|Soil Type||Loam, Sand|
|Soil Moisture||Dry, Medium|
|Sun Exposure||Full Sun, Partial|
|Height||2' - 4'|
|Bloom Time||July, Aug, Sep|
|Hardiness Zones||2, 3, 4, 5, 6|
|Benefits||Butterflies, Pollinators, Hummingbirds, Deer Resistant|
|Seeds per Oz||65000|
|Propagation Treatment||Dry Stratification|
|Direct Sowing Time||Spring, Fall|
The bright purple flowers and textured foliage of Lavender Hyssop are popular in the sunny perennial garden, and in the herb garden as well. Lavender flower spikes up to 6" long are produced in midsummer, and persist for up to 2 months. The crushed leaves have a fragrance of mint and licorice and can be used to make herbal teas, or dried for use in pot pourri. The seeds can be used as an alternative to poppy seeds in baking.
Also known as Giant Blue Hyssop or Anise Hyssop, this upright, clump-forming perennial of the mint family is typically found in dry upland forest edges and fields. While it is not drought tolerant, it does fares better in dry conditions than many other members of the mint family. Plants will self-seed readily, with success in well-drained soils.

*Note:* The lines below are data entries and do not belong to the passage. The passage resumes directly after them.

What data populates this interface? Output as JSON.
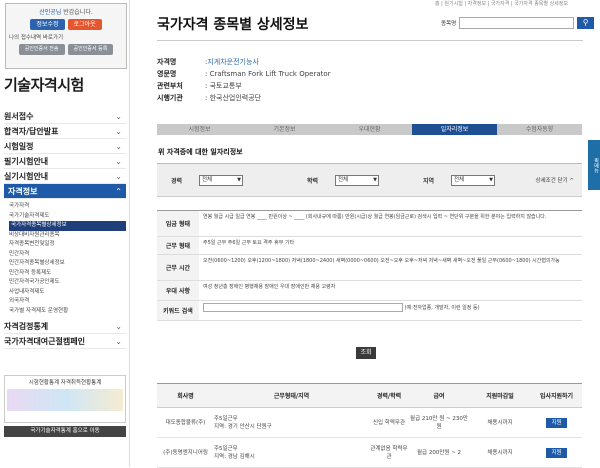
{
  "login": {
    "user": "산인공님",
    "greet": "반갑습니다.",
    "btn_info": "정보수정",
    "btn_logout": "로그아웃",
    "recent": "나의 접수내역 바로가기",
    "cert1": "공인인증서 전송",
    "cert2": "공인인증서 등록"
  },
  "sidebar": {
    "title": "기술자격시험",
    "items": [
      "원서접수",
      "합격자/답안발표",
      "시험일정",
      "필기시험안내",
      "실기시험안내"
    ],
    "active": "자격정보",
    "sub": [
      "국가자격",
      "국가기술자격제도",
      "국가자격종목별상세정보",
      "비상대비자원관리종목",
      "자격종목변천및일정",
      "민간자격",
      "민간자격종목별상세정보",
      "민간자격 등록제도",
      "민간자격국가공인제도",
      "사업내자격제도",
      "외국자격",
      "국가별 자격제도 운영현황"
    ],
    "bottom": [
      "자격검정통계",
      "국가자격대여근절캠페인"
    ]
  },
  "stats": {
    "title": "시험현황통계 자격취득현황통계",
    "btn": "국가기술자격통계 홈으로 이동"
  },
  "topnav": "홈 | 원기시험 | 자격정보 | 국가자격 | 국가자격 종목별 상세정보",
  "page": {
    "title": "국가자격 종목별 상세정보",
    "search_label": "종목명"
  },
  "info": [
    {
      "k": "자격명",
      "v": ":지게차운전기능사"
    },
    {
      "k": "영문명",
      "v": ": Craftsman Fork Lift Truck Operator"
    },
    {
      "k": "관련부처",
      "v": ": 국토교통부"
    },
    {
      "k": "시행기관",
      "v": ": 한국산업인력공단"
    }
  ],
  "tabs": [
    "시험정보",
    "기본정보",
    "우대현황",
    "일자리정보",
    "수험자동향"
  ],
  "section": "위 자격증에 대한 일자리정보",
  "filters": [
    {
      "label": "경력",
      "value": "전체"
    },
    {
      "label": "학력",
      "value": "전체"
    },
    {
      "label": "지역",
      "value": "전체"
    }
  ],
  "detail_toggle": "상세조건 닫기 ^",
  "conds": [
    {
      "k": "임금 형태",
      "v": "연봉 월급 시급 일급 연봉 ____ 만원이상 ~ ____ (회사내규에 따름) 만원(시급)상 월급 연봉(임금근로) 검색시 입력 ~ 연단위 구분을 위한 분야는 입력하지 않습니다."
    },
    {
      "k": "근무 형태",
      "v": "주5일 근무 주6일 근무 토요 격주 휴무 기타"
    },
    {
      "k": "근무 시간",
      "v": "오전(0600~1200) 오후(1200~1800) 저녁(1800~2400) 새벽(0000~0600) 오전~오후 오후~저녁 저녁~새벽 새벽~오전 풀일 근무(0600~1800) 시간협의가능"
    },
    {
      "k": "우대 사항",
      "v": "여성 청년층 장애인 병행채용 장애인 우대 장애인만 채용 고령자"
    },
    {
      "k": "키워드 검색",
      "v": "(예:전자업종, 개발자, 이런 일정 등)"
    }
  ],
  "search_btn": "조회",
  "table": {
    "headers": [
      "회사명",
      "근무형태/지역",
      "경력/학력",
      "급여",
      "지원마감일",
      "입사지원하기"
    ],
    "rows": [
      {
        "company": "대도종합물류(주)",
        "work": "주5일근무",
        "loc": "지역: 경기 안산시 단원구",
        "edu": "신입 학력무관",
        "pay": "월급 210만 원 ~ 230만원",
        "deadline": "채용시까지",
        "apply": "지원"
      },
      {
        "company": "(주)동명엔지니어링",
        "work": "주5일근무",
        "loc": "지역: 경남 김해시",
        "edu": "관계없음 학력무관",
        "pay": "월급 200만원 ~ 2",
        "deadline": "채용시까지",
        "apply": "지원"
      }
    ]
  },
  "side_widget": "퀵메뉴"
}
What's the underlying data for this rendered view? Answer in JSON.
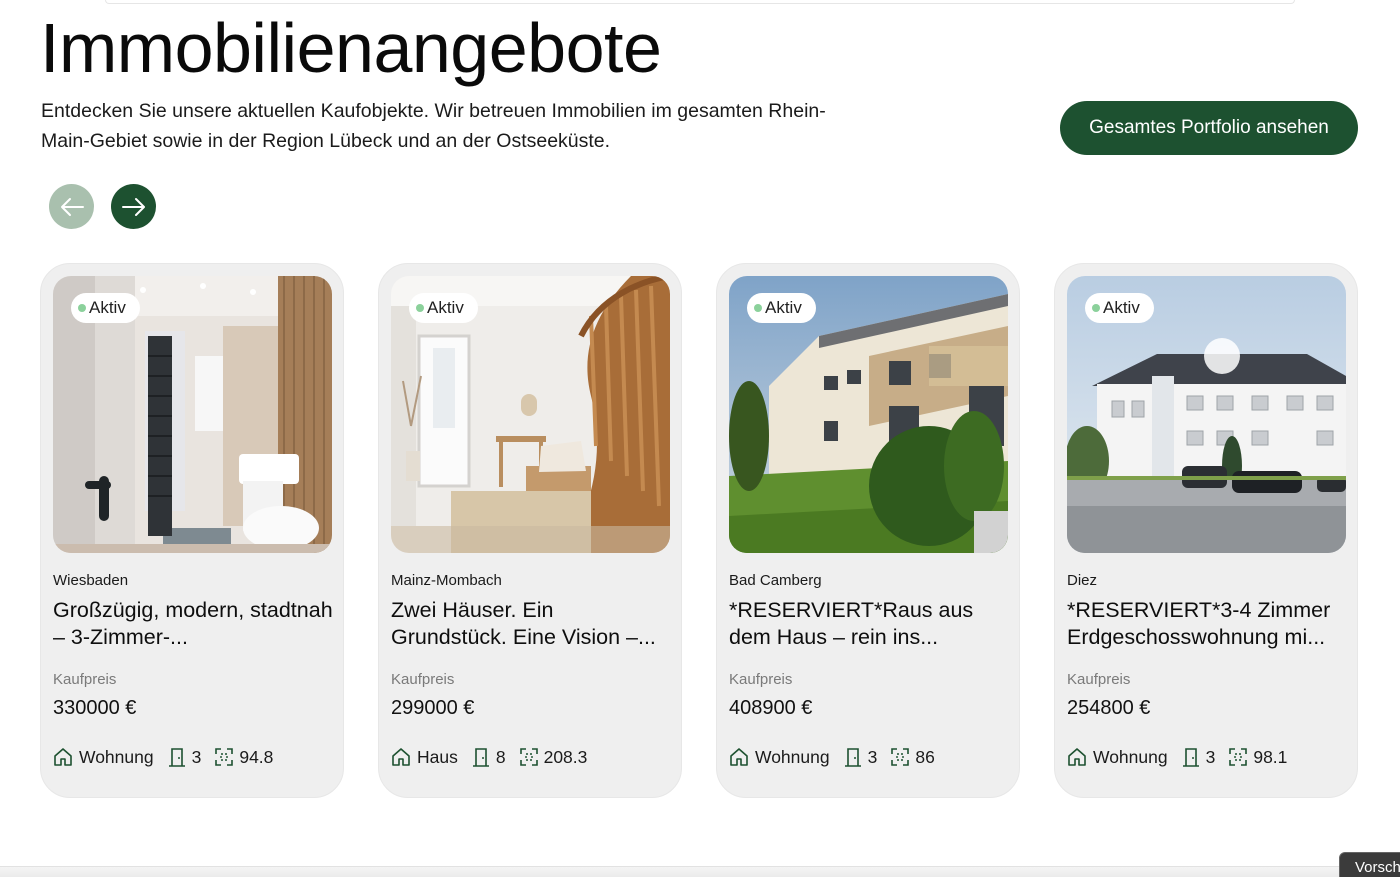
{
  "header": {
    "title": "Immobilienangebote",
    "intro": "Entdecken Sie unsere aktuellen Kaufobjekte. Wir betreuen Immobilien im gesamten Rhein-Main-Gebiet sowie in der Region Lübeck und an der Ostseeküste.",
    "portfolio_button": "Gesamtes Portfolio ansehen"
  },
  "carousel": {
    "prev_icon": "arrow-left-icon",
    "next_icon": "arrow-right-icon"
  },
  "colors": {
    "brand_green": "#1d5130",
    "brand_green_disabled": "#a9c0ae",
    "status_dot": "#8bd19b",
    "card_background": "#efefef"
  },
  "listings": [
    {
      "status": "Aktiv",
      "city": "Wiesbaden",
      "title": "Großzügig, modern, stadtnah – 3-Zimmer-...",
      "price_label": "Kaufpreis",
      "price": "330000 €",
      "type": "Wohnung",
      "rooms": "3",
      "area": "94.8",
      "photo": "bathroom-photo"
    },
    {
      "status": "Aktiv",
      "city": "Mainz-Mombach",
      "title": "Zwei Häuser. Ein Grundstück. Eine Vision –...",
      "price_label": "Kaufpreis",
      "price": "299000 €",
      "type": "Haus",
      "rooms": "8",
      "area": "208.3",
      "photo": "staircase-hallway-photo"
    },
    {
      "status": "Aktiv",
      "city": "Bad Camberg",
      "title": "*RESERVIERT*Raus aus dem Haus – rein ins...",
      "price_label": "Kaufpreis",
      "price": "408900 €",
      "type": "Wohnung",
      "rooms": "3",
      "area": "86",
      "photo": "apartment-building-garden-photo"
    },
    {
      "status": "Aktiv",
      "city": "Diez",
      "title": "*RESERVIERT*3-4 Zimmer Erdgeschosswohnung mi...",
      "price_label": "Kaufpreis",
      "price": "254800 €",
      "type": "Wohnung",
      "rooms": "3",
      "area": "98.1",
      "photo": "white-apartment-house-photo"
    }
  ],
  "footer": {
    "preview_tab": "Vorsch"
  }
}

The flower spikes are a pollinator favorite and offer a rich source of nectar to bees, butterflies and hummingbirds. Lavender Hyssop is also a host plant for the Spring Azure butterfly.